▶ **Task**
Please print the entries exactly, omitting each image.
- - - - -
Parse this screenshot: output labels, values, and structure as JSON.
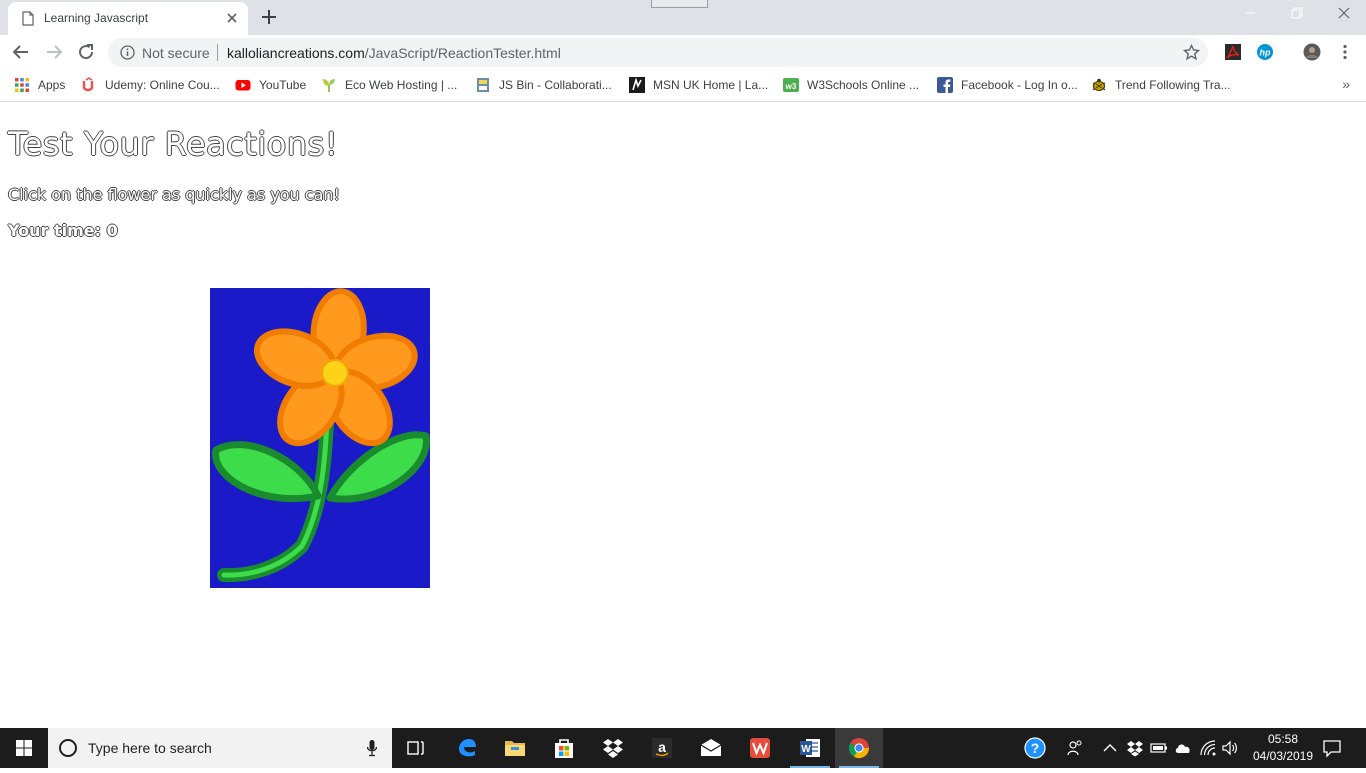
{
  "browser": {
    "tab": {
      "title": "Learning Javascript"
    },
    "omnibox": {
      "security_text": "Not secure",
      "url_host": "kalloliancreations.com",
      "url_path": "/JavaScript/ReactionTester.html"
    },
    "bookmarks": [
      {
        "label": "Apps",
        "icon": "apps-grid-icon"
      },
      {
        "label": "Udemy: Online Cou...",
        "icon": "udemy-icon"
      },
      {
        "label": "YouTube",
        "icon": "youtube-icon"
      },
      {
        "label": "Eco Web Hosting | ...",
        "icon": "eco-leaf-icon"
      },
      {
        "label": "JS Bin - Collaborati...",
        "icon": "jsbin-icon"
      },
      {
        "label": "MSN UK Home | La...",
        "icon": "msn-icon"
      },
      {
        "label": "W3Schools Online ...",
        "icon": "w3schools-icon"
      },
      {
        "label": "Facebook - Log In o...",
        "icon": "facebook-icon"
      },
      {
        "label": "Trend Following Tra...",
        "icon": "turtle-icon"
      }
    ],
    "bookmarks_more": "»"
  },
  "page": {
    "title": "Test Your Reactions!",
    "instruction": "Click on the flower as quickly as you can!",
    "time_label": "Your time: 0"
  },
  "flower": {
    "background": "#1a1ac8",
    "petal_fill": "#ff9a1f",
    "petal_stroke": "#f07c00",
    "center": "#ffd21a",
    "leaf_fill": "#3ddc4a",
    "leaf_stroke": "#1a8c2e"
  },
  "taskbar": {
    "search_placeholder": "Type here to search",
    "time": "05:58",
    "date": "04/03/2019"
  }
}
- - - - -
▶ **Response for this exercise**
Parse this screenshot: output labels, values, and structure as JSON.
{
  "browser": {
    "tab": {
      "title": "Learning Javascript"
    },
    "omnibox": {
      "security_text": "Not secure",
      "url_host": "kalloliancreations.com",
      "url_path": "/JavaScript/ReactionTester.html"
    },
    "bookmarks": [
      {
        "label": "Apps",
        "icon": "apps-grid-icon"
      },
      {
        "label": "Udemy: Online Cou...",
        "icon": "udemy-icon"
      },
      {
        "label": "YouTube",
        "icon": "youtube-icon"
      },
      {
        "label": "Eco Web Hosting | ...",
        "icon": "eco-leaf-icon"
      },
      {
        "label": "JS Bin - Collaborati...",
        "icon": "jsbin-icon"
      },
      {
        "label": "MSN UK Home | La...",
        "icon": "msn-icon"
      },
      {
        "label": "W3Schools Online ...",
        "icon": "w3schools-icon"
      },
      {
        "label": "Facebook - Log In o...",
        "icon": "facebook-icon"
      },
      {
        "label": "Trend Following Tra...",
        "icon": "turtle-icon"
      }
    ],
    "bookmarks_more": "»"
  },
  "page": {
    "title": "Test Your Reactions!",
    "instruction": "Click on the flower as quickly as you can!",
    "time_label": "Your time: 0"
  },
  "flower": {
    "background": "#1a1ac8",
    "petal_fill": "#ff9a1f",
    "petal_stroke": "#f07c00",
    "center": "#ffd21a",
    "leaf_fill": "#3ddc4a",
    "leaf_stroke": "#1a8c2e"
  },
  "taskbar": {
    "search_placeholder": "Type here to search",
    "time": "05:58",
    "date": "04/03/2019"
  }
}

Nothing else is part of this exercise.